My dog is like the doberman (he's half golden retriever and half German shepherd). Barks at anything that walks or bikes near the house. If he's outside, he barks at trucks and cars too but ignores them if he's inside (?). He sounds ferocious, but, oddly, he wouldn't harm a flea. He chased a baby squirrel once and we couldn't catch. Thought the thing would be long-since dead when we caught up, but no, once he caught up with it he just sniffed it with his ears perked and head twitched to one side like he was thinking intently.

When I threw the ball Jove, the boxer, lept up and caught it on it's downward arc. Somewhere, off in the distance, a dog began barking. It happened every day, many times a day. Neither Jove nor I thought much of it.

Some of the other dogs in the neighborhood took notice and began echoing the calls. It was a calm and familiar distant murmur of barking, not a great cacophony in the scheme of the neighborhood. It didn't have a greater meaning than dogs barking at one another, and it didn't impact anything more than the normal noise level of our little corner of the world. Out there, beyond our drives and circles and avenues, were the hungry, the sick, the poor, the soldiers far from home, the grieving and the sad. The barking of the dogs meant nothing to them or even those on the opposite end of the emotional scale.

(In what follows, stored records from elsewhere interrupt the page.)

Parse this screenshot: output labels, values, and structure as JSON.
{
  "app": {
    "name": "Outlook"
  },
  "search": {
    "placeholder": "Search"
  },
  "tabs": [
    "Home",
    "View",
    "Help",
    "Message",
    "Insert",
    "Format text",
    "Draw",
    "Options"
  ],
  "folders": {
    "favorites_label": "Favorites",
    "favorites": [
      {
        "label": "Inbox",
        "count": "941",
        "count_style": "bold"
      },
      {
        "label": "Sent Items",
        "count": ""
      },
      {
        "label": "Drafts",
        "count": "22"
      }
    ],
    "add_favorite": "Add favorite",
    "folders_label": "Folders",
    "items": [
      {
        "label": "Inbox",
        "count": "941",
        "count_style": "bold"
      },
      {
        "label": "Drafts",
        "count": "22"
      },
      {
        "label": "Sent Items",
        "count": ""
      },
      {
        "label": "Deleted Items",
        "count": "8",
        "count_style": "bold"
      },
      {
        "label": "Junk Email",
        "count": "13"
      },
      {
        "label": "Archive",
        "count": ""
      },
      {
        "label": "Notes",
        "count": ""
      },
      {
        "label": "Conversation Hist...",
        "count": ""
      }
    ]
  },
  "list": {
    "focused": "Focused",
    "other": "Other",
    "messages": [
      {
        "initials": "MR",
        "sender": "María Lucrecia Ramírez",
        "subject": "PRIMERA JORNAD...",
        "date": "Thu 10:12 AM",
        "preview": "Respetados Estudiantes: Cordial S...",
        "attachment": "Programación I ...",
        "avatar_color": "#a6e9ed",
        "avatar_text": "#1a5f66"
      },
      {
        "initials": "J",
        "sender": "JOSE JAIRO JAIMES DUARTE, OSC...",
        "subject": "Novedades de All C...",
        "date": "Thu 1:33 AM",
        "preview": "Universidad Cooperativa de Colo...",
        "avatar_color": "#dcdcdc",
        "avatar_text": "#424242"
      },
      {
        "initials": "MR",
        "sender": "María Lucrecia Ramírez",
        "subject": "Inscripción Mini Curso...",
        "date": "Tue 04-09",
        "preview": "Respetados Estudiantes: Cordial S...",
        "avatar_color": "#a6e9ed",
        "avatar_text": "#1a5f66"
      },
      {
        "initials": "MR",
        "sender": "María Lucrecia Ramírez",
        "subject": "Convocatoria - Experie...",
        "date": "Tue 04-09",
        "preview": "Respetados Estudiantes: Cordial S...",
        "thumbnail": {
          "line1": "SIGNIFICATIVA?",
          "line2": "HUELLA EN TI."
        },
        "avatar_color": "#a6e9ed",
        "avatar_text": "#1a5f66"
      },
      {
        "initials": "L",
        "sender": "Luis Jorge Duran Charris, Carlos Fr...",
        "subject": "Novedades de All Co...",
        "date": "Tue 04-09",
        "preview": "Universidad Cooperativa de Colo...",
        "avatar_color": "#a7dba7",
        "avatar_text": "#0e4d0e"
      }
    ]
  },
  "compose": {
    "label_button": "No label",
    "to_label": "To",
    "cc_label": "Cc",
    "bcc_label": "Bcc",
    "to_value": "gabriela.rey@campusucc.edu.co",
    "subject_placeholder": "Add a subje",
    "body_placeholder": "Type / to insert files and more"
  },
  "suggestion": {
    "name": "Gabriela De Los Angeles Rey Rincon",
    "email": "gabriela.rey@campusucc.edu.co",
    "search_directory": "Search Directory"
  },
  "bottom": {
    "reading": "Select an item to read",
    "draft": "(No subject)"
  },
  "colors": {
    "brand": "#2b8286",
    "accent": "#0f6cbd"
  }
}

We two, Jove and I, were removed, in our own yard, throwing and catching a slobbery messy ball. We heard the barking, it simply didn't have a meaning greater than our activity, and we ignored it. We had another round to invest our time in.

You might try future rewards. Come September, you will be able to buy a Quantum Duck for Emmy.

(Hat tip to Swans on Tea.) I think old Dr. Pion needs to get a quark and anti-quark for Christmas.

By CCPhysicist (not verified) on 17 Jul 2008 #permalink

Your dog might have to go to the pound, Chad. Let's hope so, anyway... ;)…

The Federal Law of the US Code 18 Part I Chapter 13 ss 247 states:

(a) Whoever, in any of the circumstances referred to in subsection (b) of this section--

(1) intentionally defaces, damages, or destroys any religious real property, because of the religious character of that property, or attempts to do so; [and...]

(b) The circumstances referred to in subsection (a) are that the offense is in or affects interstate or foreign commerce. (Blogger Note: Vivificat rightly points out that these consecrated host were mailed to Myer via interstate postal carrier.)

(d) The punishment for a violation of subsection (a) of this section shall be--

...(4) a fine in accordance with this title and imprisonment for not more than one year, or both.

So basically, we should just let ourselves be pushed around by dogs that bark and threaten to kill us even if we pee outside their lawn?

So basically, what you are saying is that we should just let ourselves be pushed around by dogs that bark and threaten to kill us even if we pee outside their lawn?

I dream of a world in which such irrational barking is frowned upon. Less barkers means more peace. A world in which each person recognizes his own tribalistic emotions and consciously lets them go. And letting go is pure freedom.

I do not know the best steps toward attaining that goal, but I do know that avoiding the issue will not get us there.